Ex-Mongol President Pleads Guilty
A controversial figure even within the Mongols, Cavazos gained his "Doc" moniker from working as an X-ray technician at L.A. County General-USC Medical Center. A year ago Cavazos, a former member of Highland Park's Avenues gang, published his autobiography, Honor Few, Fear None: The Life and Times of a Mongol.
A number of the 79 members of the Southern California-based, mostly Latino gang who have been indicted on charges ranging from drug trafficking to murder have pleaded guilty, the AP says. A 177-page federal indictment alleges that gang members colluded with the Mexican Mafia to enforce that group's claim over drug territories and its authority to levy "taxes" on drug dealers.
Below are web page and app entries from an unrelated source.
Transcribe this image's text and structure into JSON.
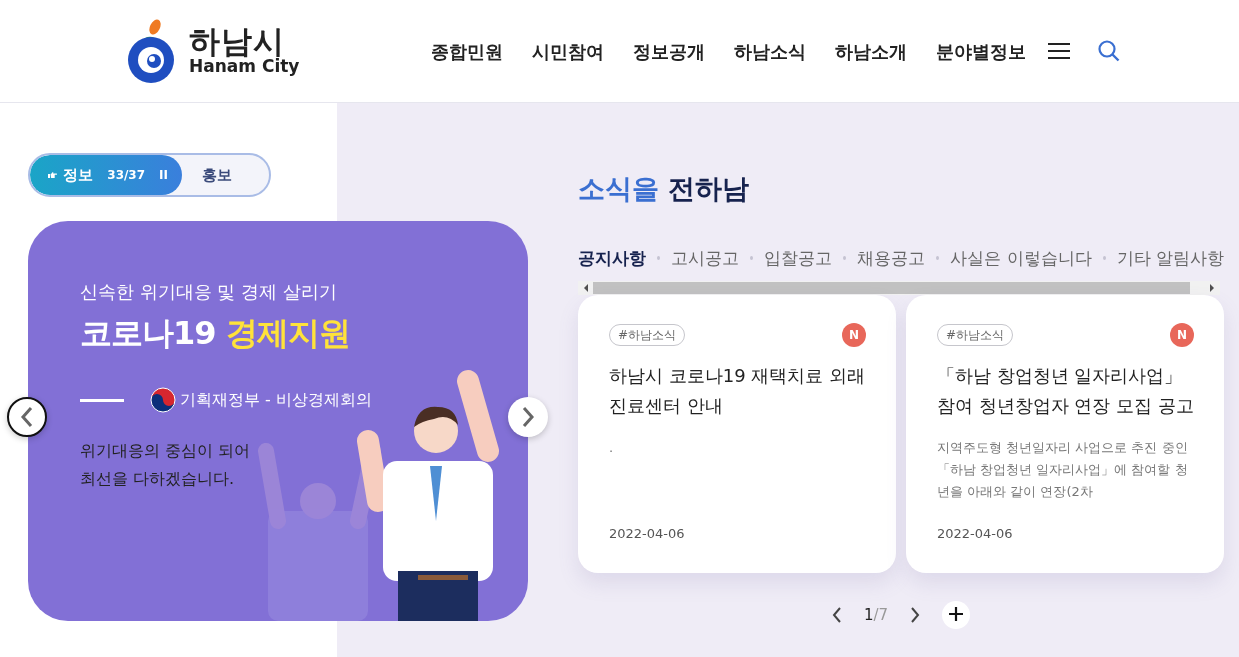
{
  "header": {
    "logo": {
      "name_ko": "하남시",
      "name_en": "Hanam City"
    },
    "nav": [
      {
        "label": "종합민원"
      },
      {
        "label": "시민참여"
      },
      {
        "label": "정보공개"
      },
      {
        "label": "하남소식"
      },
      {
        "label": "하남소개"
      },
      {
        "label": "분야별정보"
      }
    ]
  },
  "promo_tabs": [
    {
      "label": "정보",
      "selected": true,
      "counter": "33/37",
      "pause": "II"
    },
    {
      "label": "홍보",
      "selected": false
    }
  ],
  "banner": {
    "subtitle": "신속한 위기대응 및 경제 살리기",
    "title": "코로나19",
    "title_highlight": "경제지원",
    "source": "기획재정부 - 비상경제회의",
    "body_lines": [
      "위기대응의 중심이 되어",
      "최선을 다하겠습니다."
    ]
  },
  "news": {
    "heading": "소식을",
    "heading_strong": "전하남",
    "tabs": [
      {
        "label": "공지사항",
        "selected": true
      },
      {
        "label": "고시공고",
        "selected": false
      },
      {
        "label": "입찰공고",
        "selected": false
      },
      {
        "label": "채용공고",
        "selected": false
      },
      {
        "label": "사실은 이렇습니다",
        "selected": false
      },
      {
        "label": "기타 알림사항",
        "selected": false
      }
    ],
    "cards": [
      {
        "tag": "#하남소식",
        "badge": "N",
        "title": "하남시 코로나19 재택치료 외래 진료센터 안내",
        "summary": ".",
        "date": "2022-04-06"
      },
      {
        "tag": "#하남소식",
        "badge": "N",
        "title": "「하남 창업청년 일자리사업」 참여 청년창업자 연장 모집 공고",
        "summary": "지역주도형 청년일자리 사업으로 추진 중인 「하남 창업청년 일자리사업」에 참여할 청년을 아래와 같이 연장(2차",
        "date": "2022-04-06"
      }
    ],
    "pagination": {
      "current": "1",
      "total": "/7"
    }
  }
}
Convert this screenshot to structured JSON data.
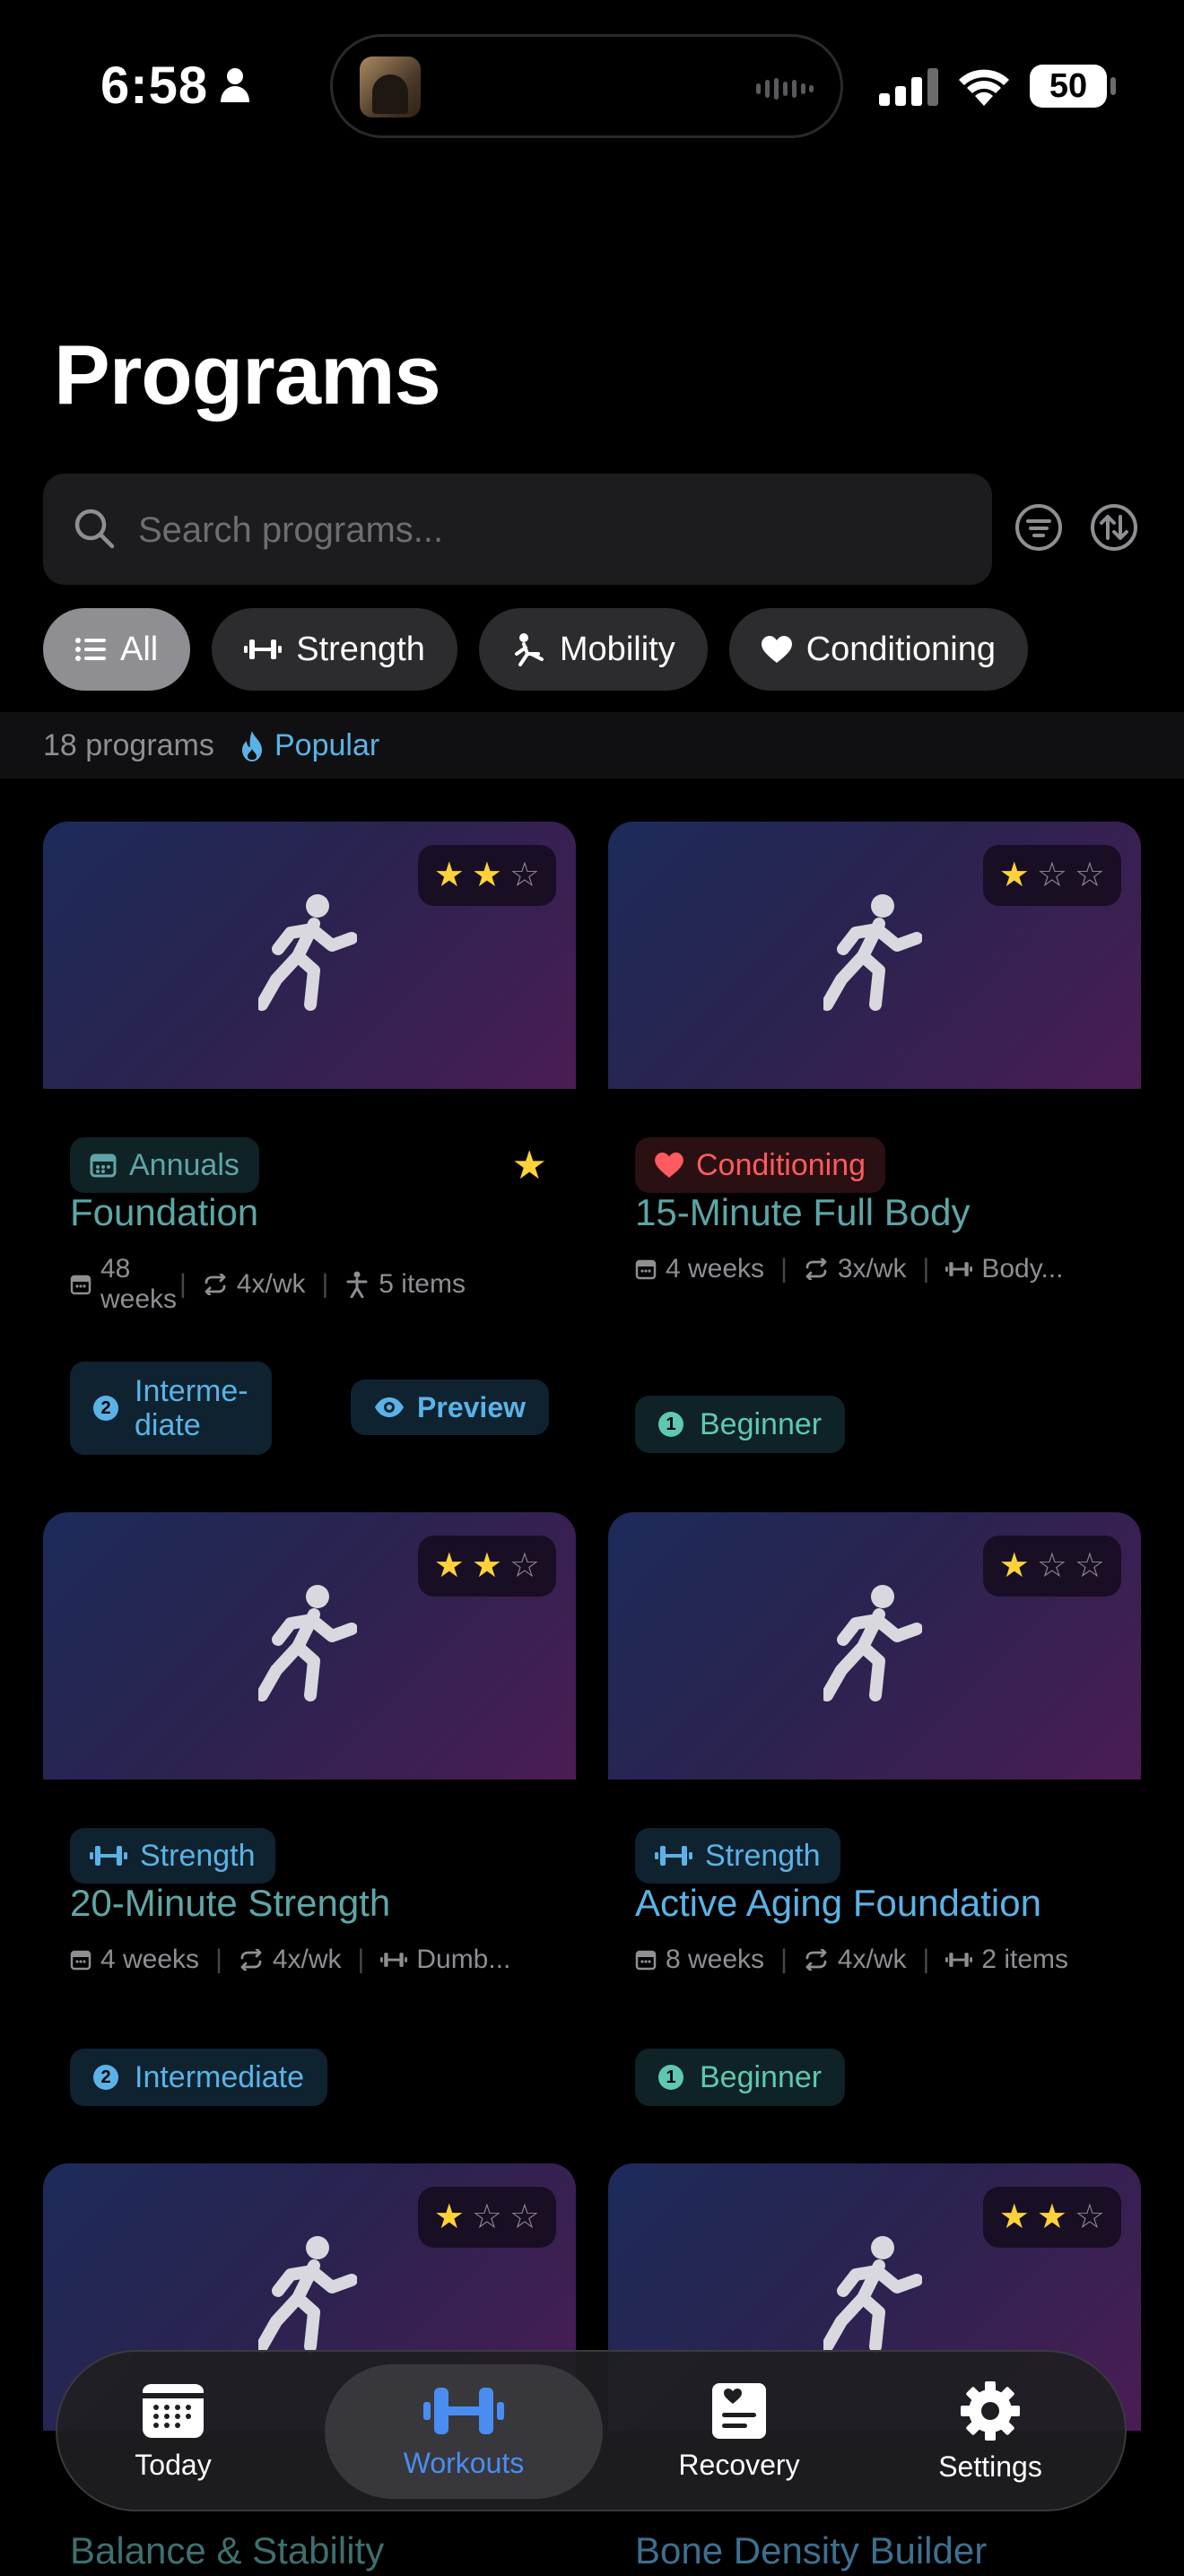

On the day of the October raids, Thomas O'Brien, U.S. Attorney for California's Central District, presided over a heavily covered event in downtown L.A., in which Mongol motorcycles were displayed, draped with the gang's colors. The group has suffered the peculiar ignominy of being barred by a federal judge from displaying its own insignia on clothing and on its Web site.